If you’re thinking about getting healthier in the new year, you’re not alone. Gyms will see their biggest spike in membership this month, but sticking to goals after January can get tricky.
A sign outside The Workout Club in Salem advertising a New Year's discount reads: "New Year, New You."
Assistant Manager Brody Williams says most months, they get around 200 new members. In January, they get more more than double that.
"On January first, a lot of people are still recovering from the holiday," he explains, "But come tomorrow, we’re going to see a lot of people coming through our doors."
They’ll keep coming through - for a few weeks at least.
"By about the second week of February, that crowded parking lot starts to thin out quite a bit and the amount of check-ins and phone calls starts to thin out," Williams laughs.
New Year’s resolutions are notoriously hard to keep, but Ernesto Pinder, a Sales Manager at Zoo Health Club in Derry, says not all hope is lost.
As Pinder gives me a tour of the gym, a co-ed group of body-builders bench the equivalent of their own body weight.
"She's making a lot of noise," someone teases.

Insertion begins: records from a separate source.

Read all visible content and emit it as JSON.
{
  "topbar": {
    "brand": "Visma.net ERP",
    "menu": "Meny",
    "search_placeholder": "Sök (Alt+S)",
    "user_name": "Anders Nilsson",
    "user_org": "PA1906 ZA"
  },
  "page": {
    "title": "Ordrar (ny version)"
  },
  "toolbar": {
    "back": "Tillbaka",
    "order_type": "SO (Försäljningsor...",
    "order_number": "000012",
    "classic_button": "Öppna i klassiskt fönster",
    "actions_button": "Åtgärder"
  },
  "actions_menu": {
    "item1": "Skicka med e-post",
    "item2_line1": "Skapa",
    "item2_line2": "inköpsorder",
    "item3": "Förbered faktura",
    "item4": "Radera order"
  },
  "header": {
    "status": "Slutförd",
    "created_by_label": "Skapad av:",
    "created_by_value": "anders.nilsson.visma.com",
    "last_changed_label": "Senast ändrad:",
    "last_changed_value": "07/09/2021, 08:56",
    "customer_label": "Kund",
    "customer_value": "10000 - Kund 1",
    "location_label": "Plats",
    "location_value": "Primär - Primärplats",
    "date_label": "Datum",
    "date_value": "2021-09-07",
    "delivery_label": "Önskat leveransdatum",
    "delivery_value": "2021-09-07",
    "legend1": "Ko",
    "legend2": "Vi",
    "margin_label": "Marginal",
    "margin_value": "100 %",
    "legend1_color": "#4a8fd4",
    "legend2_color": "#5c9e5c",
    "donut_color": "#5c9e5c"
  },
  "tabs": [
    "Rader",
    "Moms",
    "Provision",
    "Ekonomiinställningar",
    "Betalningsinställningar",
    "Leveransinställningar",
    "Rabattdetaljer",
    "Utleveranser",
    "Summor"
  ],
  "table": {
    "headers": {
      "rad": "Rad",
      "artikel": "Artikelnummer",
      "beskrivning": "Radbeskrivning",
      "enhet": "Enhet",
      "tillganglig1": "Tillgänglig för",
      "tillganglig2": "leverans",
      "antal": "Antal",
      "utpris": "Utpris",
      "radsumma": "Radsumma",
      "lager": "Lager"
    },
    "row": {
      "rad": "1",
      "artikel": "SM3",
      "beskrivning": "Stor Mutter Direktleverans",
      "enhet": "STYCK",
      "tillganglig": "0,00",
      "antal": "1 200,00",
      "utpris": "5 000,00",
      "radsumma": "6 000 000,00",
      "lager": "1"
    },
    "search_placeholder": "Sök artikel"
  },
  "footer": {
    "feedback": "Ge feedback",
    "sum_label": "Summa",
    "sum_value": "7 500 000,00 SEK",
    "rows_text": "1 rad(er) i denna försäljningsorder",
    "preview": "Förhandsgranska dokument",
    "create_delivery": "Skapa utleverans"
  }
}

"We're a 24-hour club, 7 days a week - we never close!" Pinder says. "Snowmaggedon, Armageddon, zombie apocolypse - if you can get in, you can get a workout."
Pinder says it’s great to set a goal of getting in shape - but be specific and be realistic.
"I think what ends up happening is that people come in with these wide-eyed anticipations - like 'Oh, I’m going to go from where I am [now] to super fit overnight,' and they have no idea what they’re doing."
As for Pinder? He’s not really into New Year’s resolutions. He says you can set goals any time of the year - just call them “Now Year’s resolutions.”